— The task —
Looking at the listing below, work out the number of lines where the string "JSON" shows up, and give that number only.

---

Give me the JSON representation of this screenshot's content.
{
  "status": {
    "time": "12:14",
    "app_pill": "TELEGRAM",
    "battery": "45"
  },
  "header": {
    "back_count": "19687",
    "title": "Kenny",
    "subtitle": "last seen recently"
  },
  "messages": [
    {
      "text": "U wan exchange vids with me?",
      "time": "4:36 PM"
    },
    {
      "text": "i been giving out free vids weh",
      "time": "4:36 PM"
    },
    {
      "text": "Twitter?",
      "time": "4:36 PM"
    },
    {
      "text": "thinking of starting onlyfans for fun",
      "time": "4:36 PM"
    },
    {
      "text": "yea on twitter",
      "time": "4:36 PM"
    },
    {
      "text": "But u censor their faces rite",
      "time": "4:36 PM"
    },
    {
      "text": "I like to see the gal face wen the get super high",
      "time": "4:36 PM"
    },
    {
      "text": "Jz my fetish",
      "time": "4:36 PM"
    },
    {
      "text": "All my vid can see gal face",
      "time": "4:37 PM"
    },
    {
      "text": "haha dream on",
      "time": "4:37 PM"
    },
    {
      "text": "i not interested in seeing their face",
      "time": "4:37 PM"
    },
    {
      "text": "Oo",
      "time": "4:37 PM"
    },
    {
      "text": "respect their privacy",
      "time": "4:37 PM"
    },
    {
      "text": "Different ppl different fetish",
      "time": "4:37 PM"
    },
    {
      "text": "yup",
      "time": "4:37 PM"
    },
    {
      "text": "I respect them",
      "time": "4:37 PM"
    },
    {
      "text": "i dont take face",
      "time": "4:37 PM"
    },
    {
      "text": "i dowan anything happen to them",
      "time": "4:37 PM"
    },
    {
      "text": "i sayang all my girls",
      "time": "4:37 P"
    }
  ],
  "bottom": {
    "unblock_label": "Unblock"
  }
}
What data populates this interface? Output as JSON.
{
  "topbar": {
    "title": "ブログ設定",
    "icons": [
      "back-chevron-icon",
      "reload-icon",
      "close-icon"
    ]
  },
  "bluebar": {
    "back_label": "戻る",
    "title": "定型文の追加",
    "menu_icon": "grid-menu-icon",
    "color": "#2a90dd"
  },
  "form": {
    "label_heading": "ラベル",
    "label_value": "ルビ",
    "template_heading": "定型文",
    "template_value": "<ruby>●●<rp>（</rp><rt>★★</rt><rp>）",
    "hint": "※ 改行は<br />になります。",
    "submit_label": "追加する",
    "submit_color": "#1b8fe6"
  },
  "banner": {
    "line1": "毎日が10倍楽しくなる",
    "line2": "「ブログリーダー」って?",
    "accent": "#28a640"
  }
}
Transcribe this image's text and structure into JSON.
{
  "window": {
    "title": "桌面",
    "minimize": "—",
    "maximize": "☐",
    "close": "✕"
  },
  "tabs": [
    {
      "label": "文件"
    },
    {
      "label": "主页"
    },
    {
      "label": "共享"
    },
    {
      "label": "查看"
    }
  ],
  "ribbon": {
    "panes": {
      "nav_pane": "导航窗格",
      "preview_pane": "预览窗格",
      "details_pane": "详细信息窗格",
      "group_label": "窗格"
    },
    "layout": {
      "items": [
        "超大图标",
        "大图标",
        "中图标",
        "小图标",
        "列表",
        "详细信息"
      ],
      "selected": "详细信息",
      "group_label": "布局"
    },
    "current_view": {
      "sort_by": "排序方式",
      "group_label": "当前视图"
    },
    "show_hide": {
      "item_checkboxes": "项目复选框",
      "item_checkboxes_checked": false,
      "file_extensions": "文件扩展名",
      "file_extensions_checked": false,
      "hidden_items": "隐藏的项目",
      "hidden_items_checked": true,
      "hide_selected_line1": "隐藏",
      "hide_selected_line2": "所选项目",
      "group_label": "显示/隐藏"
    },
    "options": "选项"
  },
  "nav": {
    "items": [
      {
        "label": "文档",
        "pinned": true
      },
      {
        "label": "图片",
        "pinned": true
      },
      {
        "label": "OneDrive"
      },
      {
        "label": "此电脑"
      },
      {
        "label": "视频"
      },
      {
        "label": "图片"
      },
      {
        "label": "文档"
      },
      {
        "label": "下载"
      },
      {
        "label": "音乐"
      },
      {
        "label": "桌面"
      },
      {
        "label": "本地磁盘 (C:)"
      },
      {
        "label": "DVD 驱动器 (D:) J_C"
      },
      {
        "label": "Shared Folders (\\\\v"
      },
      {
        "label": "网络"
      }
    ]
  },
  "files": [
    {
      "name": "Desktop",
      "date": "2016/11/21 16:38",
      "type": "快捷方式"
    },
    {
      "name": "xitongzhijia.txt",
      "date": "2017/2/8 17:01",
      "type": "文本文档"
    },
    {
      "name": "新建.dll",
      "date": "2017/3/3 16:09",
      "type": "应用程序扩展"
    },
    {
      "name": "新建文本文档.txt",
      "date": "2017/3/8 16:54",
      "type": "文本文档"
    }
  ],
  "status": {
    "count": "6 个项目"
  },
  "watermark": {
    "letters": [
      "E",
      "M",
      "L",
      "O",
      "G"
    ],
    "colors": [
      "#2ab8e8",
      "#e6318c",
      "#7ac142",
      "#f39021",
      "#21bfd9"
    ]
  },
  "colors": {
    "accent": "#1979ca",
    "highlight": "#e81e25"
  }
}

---

— Solved exercise —
3